(Records excerpted from a collection)
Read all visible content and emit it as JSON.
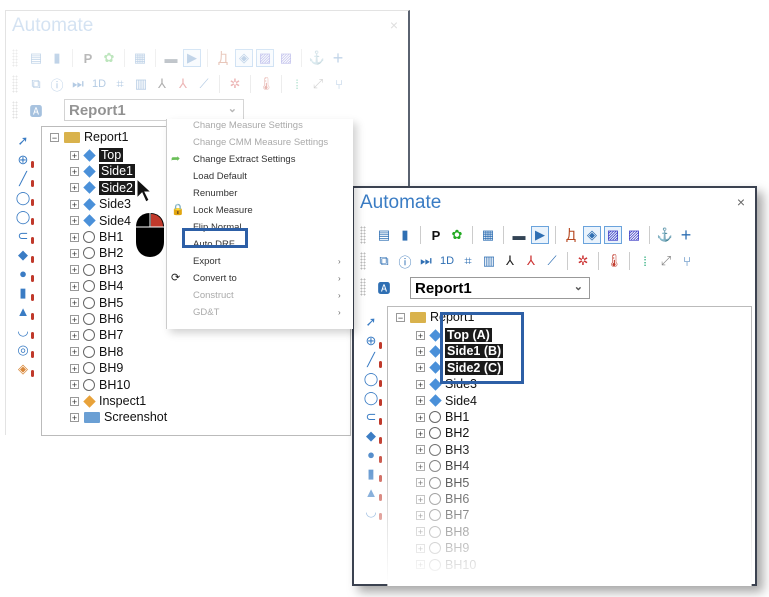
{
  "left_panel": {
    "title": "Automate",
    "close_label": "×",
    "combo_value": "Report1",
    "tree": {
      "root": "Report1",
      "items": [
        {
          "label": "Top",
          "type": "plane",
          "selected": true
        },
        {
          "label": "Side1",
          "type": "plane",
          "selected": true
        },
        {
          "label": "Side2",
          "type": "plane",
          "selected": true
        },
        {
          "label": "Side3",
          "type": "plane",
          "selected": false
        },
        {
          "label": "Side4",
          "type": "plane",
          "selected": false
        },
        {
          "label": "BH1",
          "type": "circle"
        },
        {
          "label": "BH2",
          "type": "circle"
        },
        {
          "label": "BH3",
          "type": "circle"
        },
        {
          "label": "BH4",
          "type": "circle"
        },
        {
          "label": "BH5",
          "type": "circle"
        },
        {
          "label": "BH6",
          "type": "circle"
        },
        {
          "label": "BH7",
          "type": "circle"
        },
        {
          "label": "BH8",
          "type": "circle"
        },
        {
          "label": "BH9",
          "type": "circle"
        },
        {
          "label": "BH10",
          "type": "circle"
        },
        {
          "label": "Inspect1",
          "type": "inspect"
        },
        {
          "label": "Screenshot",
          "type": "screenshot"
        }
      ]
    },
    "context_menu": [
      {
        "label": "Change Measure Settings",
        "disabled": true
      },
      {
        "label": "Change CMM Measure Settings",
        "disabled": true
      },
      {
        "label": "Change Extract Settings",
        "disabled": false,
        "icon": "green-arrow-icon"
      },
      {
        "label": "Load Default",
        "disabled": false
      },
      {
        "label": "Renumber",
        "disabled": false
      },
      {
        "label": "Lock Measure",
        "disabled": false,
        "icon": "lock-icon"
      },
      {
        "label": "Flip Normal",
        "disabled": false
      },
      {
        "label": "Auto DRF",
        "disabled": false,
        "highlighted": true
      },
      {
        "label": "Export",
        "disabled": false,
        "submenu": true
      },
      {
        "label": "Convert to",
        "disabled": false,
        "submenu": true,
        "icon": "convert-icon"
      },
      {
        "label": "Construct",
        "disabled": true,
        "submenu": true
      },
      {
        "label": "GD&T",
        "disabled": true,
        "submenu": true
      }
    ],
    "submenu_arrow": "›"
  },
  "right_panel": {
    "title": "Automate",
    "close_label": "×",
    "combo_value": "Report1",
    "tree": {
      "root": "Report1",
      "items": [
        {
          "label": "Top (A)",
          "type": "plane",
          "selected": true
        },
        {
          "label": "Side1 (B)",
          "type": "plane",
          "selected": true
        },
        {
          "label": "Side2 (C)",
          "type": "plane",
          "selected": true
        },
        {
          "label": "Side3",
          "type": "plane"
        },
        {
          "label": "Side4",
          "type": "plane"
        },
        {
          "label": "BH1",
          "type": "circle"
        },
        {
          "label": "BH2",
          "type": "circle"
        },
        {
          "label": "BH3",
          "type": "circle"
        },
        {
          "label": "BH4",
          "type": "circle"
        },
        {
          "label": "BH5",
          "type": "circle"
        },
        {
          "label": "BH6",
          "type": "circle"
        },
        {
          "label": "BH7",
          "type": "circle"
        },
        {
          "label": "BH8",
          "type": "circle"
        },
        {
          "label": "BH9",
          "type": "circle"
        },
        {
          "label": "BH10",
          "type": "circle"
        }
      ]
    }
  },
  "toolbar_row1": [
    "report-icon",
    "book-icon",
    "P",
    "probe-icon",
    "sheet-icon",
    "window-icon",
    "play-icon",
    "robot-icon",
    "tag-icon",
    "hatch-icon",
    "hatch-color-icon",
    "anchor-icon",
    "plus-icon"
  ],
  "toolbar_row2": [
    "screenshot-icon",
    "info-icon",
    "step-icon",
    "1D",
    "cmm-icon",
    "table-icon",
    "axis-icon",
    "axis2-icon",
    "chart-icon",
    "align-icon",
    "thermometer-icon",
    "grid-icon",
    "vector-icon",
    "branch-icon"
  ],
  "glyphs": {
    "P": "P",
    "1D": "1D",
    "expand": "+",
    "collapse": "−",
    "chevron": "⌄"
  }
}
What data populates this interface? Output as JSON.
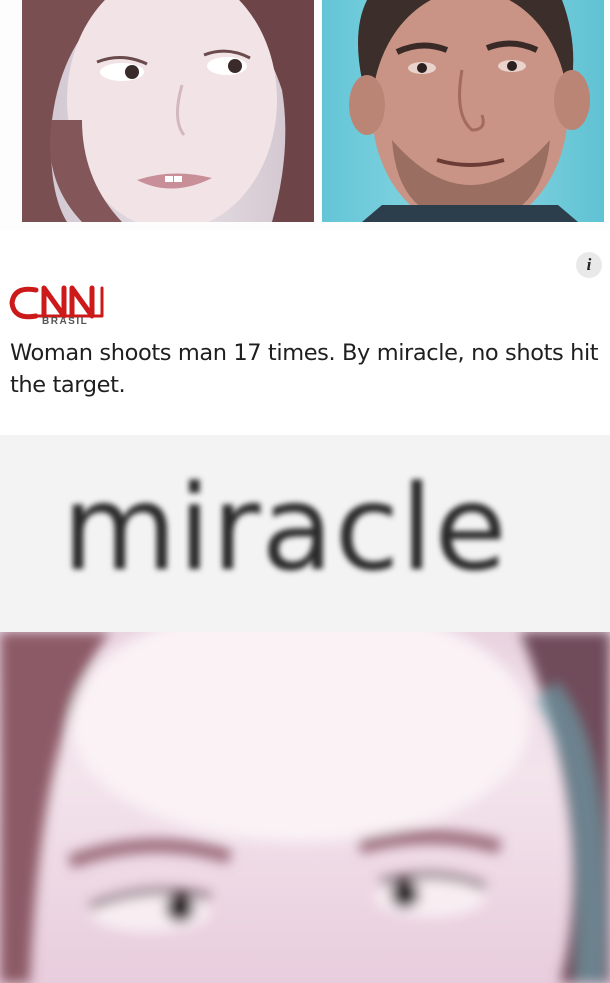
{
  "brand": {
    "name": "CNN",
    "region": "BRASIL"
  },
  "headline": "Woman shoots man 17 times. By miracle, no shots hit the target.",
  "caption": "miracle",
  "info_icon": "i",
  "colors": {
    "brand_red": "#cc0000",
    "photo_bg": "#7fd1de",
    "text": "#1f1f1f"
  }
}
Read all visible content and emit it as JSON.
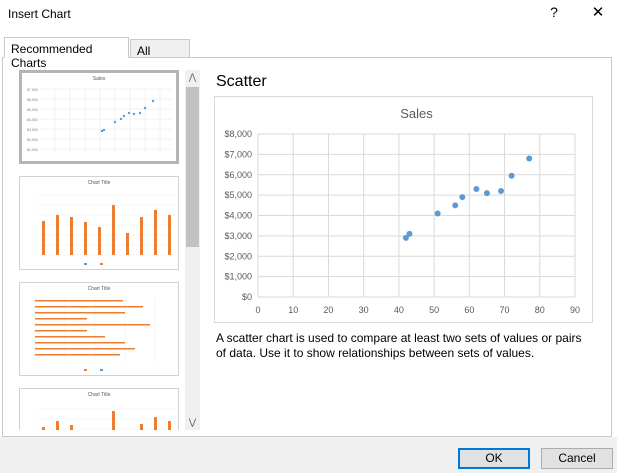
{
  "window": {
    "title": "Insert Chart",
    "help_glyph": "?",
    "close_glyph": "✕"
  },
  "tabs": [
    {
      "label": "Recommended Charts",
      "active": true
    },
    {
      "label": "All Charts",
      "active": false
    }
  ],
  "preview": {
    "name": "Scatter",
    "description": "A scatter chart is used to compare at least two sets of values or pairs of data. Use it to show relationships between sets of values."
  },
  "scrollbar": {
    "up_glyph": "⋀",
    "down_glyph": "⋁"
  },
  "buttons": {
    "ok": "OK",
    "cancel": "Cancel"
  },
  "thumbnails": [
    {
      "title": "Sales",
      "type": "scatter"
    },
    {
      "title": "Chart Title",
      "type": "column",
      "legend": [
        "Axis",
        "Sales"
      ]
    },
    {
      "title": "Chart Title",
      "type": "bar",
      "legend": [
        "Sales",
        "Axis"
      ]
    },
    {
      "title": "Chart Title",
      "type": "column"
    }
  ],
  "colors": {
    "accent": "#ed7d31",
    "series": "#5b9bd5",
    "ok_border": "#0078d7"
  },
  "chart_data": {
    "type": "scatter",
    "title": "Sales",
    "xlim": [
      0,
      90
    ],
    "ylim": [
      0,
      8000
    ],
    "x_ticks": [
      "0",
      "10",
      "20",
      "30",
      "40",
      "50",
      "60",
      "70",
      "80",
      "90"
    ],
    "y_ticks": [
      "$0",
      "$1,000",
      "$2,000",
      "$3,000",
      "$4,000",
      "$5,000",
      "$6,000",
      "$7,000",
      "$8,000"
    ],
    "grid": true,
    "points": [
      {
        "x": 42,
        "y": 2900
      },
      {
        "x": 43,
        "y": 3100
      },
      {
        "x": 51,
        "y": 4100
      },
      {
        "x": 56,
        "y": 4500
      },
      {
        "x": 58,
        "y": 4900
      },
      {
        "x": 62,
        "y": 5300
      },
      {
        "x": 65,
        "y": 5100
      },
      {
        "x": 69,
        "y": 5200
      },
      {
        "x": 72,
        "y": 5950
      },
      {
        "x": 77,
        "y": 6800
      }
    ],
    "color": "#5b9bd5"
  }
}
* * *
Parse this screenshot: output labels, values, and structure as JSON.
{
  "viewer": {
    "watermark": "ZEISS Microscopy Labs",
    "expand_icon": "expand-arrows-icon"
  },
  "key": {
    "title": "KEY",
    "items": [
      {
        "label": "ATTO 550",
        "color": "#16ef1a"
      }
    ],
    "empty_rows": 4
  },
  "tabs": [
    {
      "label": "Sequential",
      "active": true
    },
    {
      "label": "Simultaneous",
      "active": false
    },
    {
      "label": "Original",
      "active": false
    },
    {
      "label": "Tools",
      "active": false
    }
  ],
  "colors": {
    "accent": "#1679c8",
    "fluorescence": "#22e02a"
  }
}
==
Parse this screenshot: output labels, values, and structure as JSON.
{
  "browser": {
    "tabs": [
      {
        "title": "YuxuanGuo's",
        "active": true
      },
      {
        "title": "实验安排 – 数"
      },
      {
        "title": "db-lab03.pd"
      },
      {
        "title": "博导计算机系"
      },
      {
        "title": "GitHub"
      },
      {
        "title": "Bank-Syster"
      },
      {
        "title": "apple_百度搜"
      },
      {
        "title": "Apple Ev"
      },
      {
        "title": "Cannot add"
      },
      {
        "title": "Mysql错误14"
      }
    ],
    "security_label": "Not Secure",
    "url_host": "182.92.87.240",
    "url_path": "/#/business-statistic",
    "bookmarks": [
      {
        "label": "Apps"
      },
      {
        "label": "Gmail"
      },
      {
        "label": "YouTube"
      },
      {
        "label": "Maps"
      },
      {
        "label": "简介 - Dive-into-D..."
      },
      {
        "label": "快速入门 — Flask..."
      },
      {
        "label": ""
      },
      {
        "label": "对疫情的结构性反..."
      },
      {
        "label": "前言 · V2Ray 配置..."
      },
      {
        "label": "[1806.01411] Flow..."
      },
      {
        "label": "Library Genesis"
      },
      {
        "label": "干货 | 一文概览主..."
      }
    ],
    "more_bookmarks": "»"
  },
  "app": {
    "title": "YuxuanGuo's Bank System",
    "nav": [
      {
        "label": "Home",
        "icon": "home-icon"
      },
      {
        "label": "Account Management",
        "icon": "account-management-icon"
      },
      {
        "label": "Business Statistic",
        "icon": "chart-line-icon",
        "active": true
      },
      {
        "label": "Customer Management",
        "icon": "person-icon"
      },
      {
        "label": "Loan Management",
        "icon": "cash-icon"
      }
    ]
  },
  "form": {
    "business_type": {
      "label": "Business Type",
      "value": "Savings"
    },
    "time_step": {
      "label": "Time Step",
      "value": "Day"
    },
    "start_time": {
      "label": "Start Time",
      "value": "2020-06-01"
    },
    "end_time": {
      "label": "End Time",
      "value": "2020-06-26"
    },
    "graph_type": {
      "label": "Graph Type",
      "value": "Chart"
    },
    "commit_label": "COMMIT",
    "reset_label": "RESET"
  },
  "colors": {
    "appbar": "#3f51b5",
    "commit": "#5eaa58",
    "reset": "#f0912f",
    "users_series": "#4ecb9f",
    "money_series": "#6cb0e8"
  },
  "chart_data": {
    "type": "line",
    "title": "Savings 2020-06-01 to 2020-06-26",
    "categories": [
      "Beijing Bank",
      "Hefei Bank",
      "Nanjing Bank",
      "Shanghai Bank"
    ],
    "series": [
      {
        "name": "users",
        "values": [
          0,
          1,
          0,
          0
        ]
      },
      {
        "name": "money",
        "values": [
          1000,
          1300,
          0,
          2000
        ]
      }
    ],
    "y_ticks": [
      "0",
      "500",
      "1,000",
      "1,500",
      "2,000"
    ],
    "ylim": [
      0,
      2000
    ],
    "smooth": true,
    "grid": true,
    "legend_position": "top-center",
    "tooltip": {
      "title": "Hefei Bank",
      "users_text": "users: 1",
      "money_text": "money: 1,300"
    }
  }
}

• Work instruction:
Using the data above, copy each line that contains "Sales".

• Output:
      "title": "Sales",
        "Sales"
        "Sales",
    "title": "Sales",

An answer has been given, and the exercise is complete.